A follow up to my comments about Namedropper – I was right about the language of the book being specific to the main character of the book. I picked up Emma Forrest’s next book Thin Skin – the language is completely different. Still enjoyable, but not with the magical quality of Vida’s voice. While I was kind of disappointed since I wanted more of that voice, I’m impressed that Forrest has another style, that her characters speak for themselves- it just makes me love Vida more for her uniqueness. Ruby, the main character of Thin Skin isn’t overly loveable and doesn’t want to be, so having her speak the same way as Vida, who is secure in her individuality would just be wrong.
I finished An Invisible Sign of My Own by Aimee Bender yesterday, and enjoyed it- but ended it feeling disconcerted. I think it was a combination of things- the first being that I’ve been having strange dreams lately that I wake up in the middle of feeling disconcerted because they were so real, and this was a similar feeling. The story is just odd enough, and the writing such that when I finished it I felt like I was waking up from one of those dreams, and the transition back to “waking” life was weird. Thats a positive though- it thoroughly sucked me in.
The second is a difficulty I have with the ending of the novel. One of the themes of the book is family members taking on suffering because one family member hurts or is sick. If one is sick, all must be sick, in order (as is told in a fairy story) that none of them have to die.

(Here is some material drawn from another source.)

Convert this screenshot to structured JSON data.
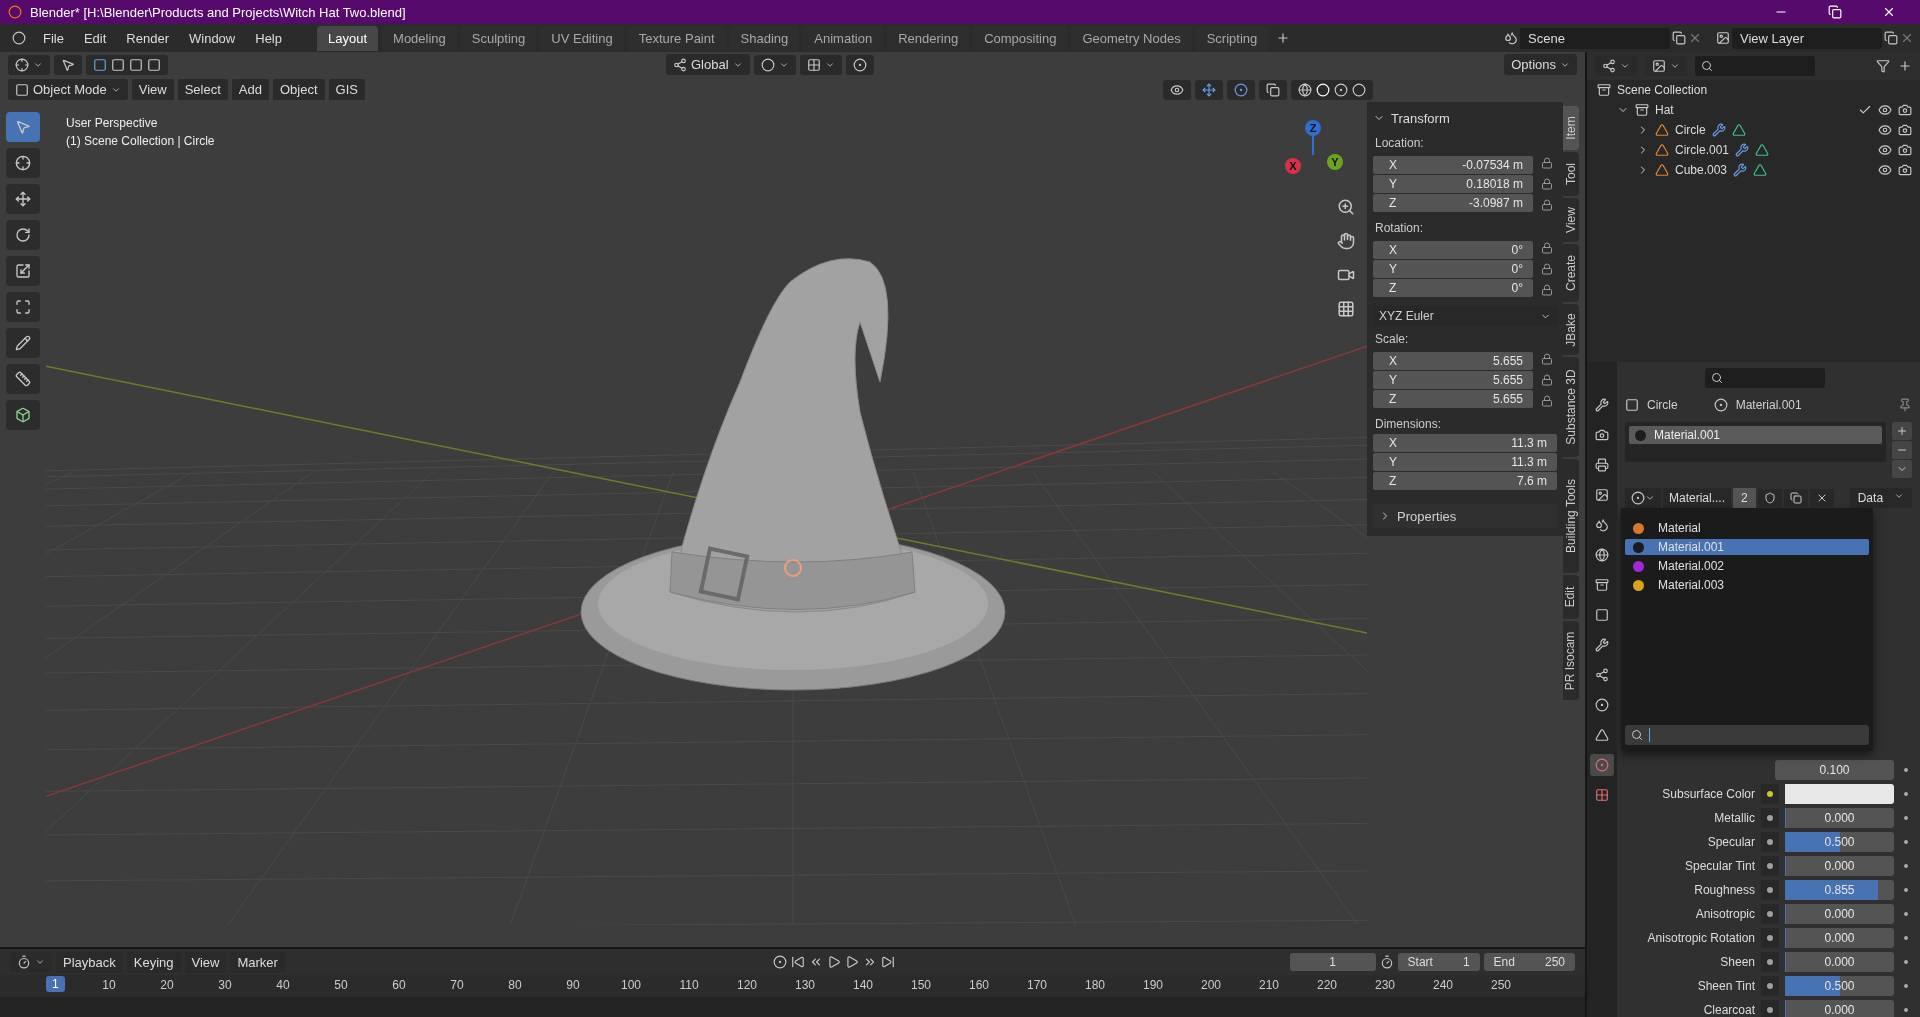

Because of this philosophy, the main character Mona has taken up various superstitions and self punishments, as has a little girl in her math class. At the end of the book Mona decides that she can’t continue to do it, that her suffering doesn’t help her father at all, or have any impact on whether or not he lives or dies of his mysterious disease. One of her self punishments-eating soap- is overcome with a bit of struggle, and that gives her the strength to realize that she needs to move past her other hangups as well, but theres no indication of how she’s gonna do that, just the impression that she already has somehow. That just doesn’t work for me. You don’t go through however many years of compulsively knocking on wood to keep everyone you know safe and alive and then just stop one day. And thats what seems to happen. Maybe thats not the way it was intended. Maybe I need to reread it. But it left me a little off.
That said however, I did enjoy it. Well written, very convincing if very odd characters, but odd in a completely believable way. And it made me look at math differently, and slightly begin to understand those people who depend on math to order the world rather than stories. But only slightly- math is still evil.
Current Reading: Tommy’s Tale by Alan Cumming